"We're seeing that an increasing number of our students are buying their books in the stores, and what's particular is that they're staying brand loyal," he said. "They either buy at Barnes & Noble.com online or they buy at Barnes & Noble Inc. at their stores, but they stay loyal to the Barnes & Noble brand and they understand that the free courses are coming to them from Barnes & Noble."
Barnes & Noble University has expanded the number of courses from 30 a month to between 50 and 60. Taught by experts in the field or authors, courses are offered in eight online campuses. One of the most popular courses is "Introduction to Astrology," by Susan Miller, who penned "Planets and Possibilities." It drew tens of thousand of people, Gilbert said, refusing to disclose the exact number.
After enrollment, an e-mail to students from Barnes & Noble.com outlines recommended reading material.
"[Enrollees] tend to order the books right when they sign," Gilbert said. "I think people who sign up for a class a day or two before it starts are probably buying their books in the stores because they know they can get them right away, whereas unless they live in Manhattan it'll take us a couple of days to get the book to them."
Once the class starts, a lesson is posted twice a week, either in text or in pictures. A message board on the university area offers a virtual classroom environment for interaction with other students and the teachers.
Though the holidays are a big draw for online retailers, that is not expected for Barnes & Noble University.
"The holidays aren't a huge time for the university," Gilbert said. "In general, our view is that around the holidays, the last thing that someone wants to do is take time to take a class. We tend to gain more students in the fall, and then we'll do a lot in January, when people want to renew themselves and learn new things."
While many students come from the site, an increasing number arrive from the Barnes & Noble retail stores. Stores promote the university through signage and a glossy, tri-fold brochure placed monthly.
The online university is becoming critical in getting consumers to visit the site frequently. This not only improves interaction between brand and consumer, but also raises the likelihood of impulse purchases.

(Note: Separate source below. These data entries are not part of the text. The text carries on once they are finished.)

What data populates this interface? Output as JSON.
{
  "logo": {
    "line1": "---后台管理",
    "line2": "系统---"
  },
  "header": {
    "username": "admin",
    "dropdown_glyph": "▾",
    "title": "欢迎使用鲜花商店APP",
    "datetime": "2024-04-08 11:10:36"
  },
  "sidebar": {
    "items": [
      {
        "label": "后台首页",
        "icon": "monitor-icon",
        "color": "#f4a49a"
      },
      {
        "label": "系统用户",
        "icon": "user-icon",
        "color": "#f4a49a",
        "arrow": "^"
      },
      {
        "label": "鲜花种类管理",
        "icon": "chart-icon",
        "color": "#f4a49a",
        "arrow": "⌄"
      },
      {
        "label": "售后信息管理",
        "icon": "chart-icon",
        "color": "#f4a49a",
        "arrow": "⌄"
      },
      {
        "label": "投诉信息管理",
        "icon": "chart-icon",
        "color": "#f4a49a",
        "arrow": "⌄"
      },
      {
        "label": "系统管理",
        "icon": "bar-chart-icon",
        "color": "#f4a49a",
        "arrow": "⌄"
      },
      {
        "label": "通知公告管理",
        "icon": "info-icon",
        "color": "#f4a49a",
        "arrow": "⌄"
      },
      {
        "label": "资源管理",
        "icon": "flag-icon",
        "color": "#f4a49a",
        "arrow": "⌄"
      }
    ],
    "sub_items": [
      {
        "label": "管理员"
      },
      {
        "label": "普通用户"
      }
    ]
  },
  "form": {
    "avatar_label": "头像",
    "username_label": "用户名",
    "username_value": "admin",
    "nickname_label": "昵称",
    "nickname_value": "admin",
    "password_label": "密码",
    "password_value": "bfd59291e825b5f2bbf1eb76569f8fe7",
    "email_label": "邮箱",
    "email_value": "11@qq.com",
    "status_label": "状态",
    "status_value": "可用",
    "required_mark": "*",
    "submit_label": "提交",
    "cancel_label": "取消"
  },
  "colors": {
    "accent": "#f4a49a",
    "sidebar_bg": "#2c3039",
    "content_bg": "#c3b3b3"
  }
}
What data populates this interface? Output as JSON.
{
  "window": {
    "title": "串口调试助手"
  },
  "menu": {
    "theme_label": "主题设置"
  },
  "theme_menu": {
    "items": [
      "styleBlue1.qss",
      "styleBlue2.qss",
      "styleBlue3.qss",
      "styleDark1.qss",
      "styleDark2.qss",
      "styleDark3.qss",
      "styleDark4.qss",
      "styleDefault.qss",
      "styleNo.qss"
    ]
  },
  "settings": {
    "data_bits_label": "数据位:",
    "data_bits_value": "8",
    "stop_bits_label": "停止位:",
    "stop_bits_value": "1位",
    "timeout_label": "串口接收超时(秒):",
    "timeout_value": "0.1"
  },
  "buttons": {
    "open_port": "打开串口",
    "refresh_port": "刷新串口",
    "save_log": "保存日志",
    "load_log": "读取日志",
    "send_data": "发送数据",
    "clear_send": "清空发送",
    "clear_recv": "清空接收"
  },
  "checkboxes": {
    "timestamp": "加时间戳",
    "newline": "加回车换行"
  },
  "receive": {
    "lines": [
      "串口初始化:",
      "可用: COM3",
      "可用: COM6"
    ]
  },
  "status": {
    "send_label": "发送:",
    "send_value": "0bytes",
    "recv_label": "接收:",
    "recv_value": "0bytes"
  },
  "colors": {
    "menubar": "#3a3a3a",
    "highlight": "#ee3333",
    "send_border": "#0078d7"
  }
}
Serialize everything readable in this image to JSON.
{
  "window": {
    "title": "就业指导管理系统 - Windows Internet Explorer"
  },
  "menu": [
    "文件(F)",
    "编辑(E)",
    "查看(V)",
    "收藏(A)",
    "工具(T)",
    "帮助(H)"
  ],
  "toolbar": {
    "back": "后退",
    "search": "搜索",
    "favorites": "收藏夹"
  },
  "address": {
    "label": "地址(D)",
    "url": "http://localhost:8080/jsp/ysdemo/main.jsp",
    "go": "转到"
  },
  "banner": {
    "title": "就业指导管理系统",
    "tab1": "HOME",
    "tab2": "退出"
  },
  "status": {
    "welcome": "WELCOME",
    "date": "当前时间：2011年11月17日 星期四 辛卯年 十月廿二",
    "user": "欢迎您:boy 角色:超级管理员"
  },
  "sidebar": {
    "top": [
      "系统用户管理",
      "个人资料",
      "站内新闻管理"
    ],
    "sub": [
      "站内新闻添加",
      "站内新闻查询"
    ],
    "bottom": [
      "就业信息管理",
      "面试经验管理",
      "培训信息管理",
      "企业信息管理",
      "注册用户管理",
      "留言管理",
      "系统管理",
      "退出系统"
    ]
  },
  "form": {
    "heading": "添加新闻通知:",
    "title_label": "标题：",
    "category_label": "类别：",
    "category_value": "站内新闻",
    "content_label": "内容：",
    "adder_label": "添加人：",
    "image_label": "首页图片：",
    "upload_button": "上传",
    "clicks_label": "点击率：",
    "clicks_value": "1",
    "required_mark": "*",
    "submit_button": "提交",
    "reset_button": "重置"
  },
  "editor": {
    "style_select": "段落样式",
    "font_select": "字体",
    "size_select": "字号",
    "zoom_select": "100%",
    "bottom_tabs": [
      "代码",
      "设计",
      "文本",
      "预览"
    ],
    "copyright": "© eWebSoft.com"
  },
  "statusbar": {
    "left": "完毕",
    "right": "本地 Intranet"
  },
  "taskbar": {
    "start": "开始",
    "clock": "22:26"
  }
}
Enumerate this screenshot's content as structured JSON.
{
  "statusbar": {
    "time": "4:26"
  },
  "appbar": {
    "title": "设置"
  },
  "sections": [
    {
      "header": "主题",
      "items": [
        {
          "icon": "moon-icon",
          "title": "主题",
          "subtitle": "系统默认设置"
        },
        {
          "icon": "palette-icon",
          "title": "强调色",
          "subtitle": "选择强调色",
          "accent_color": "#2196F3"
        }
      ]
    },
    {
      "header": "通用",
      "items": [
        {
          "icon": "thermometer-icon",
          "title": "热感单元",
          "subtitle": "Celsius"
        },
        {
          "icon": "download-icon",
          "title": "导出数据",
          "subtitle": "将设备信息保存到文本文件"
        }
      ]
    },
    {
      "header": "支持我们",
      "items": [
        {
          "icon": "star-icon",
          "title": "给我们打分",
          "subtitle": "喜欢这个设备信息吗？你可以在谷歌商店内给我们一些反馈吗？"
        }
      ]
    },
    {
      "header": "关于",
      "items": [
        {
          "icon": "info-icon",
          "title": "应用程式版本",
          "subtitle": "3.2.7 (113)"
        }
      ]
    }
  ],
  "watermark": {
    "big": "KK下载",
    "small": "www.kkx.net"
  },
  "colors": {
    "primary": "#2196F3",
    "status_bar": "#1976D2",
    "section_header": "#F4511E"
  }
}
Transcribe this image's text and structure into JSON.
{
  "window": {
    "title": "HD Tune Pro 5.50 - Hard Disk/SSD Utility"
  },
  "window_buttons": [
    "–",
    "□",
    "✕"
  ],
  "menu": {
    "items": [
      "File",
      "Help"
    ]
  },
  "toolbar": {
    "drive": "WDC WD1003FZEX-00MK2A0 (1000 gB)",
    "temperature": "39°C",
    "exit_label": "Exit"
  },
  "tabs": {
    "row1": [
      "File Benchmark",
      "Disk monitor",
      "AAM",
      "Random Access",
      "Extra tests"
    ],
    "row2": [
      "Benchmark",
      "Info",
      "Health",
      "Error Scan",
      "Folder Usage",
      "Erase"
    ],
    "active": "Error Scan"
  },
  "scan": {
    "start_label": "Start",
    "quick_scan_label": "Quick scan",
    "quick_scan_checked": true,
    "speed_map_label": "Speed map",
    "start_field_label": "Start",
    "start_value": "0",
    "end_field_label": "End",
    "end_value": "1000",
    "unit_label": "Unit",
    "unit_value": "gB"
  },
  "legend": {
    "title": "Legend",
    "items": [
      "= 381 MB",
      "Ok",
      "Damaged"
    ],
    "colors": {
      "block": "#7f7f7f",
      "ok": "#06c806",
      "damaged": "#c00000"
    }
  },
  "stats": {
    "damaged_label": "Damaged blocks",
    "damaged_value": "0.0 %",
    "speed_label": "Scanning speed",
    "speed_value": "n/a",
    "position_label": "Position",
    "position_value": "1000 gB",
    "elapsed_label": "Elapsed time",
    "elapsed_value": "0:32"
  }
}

"The average student's taking two-plus courses and they're coming and taking classes once a week, and they're also telling that they're buying things outside the course," Gilbert said. "So we think we're creating better customers by giving them the online equivalent of the comfortable chairs that they have at the Barnes & Noble stores."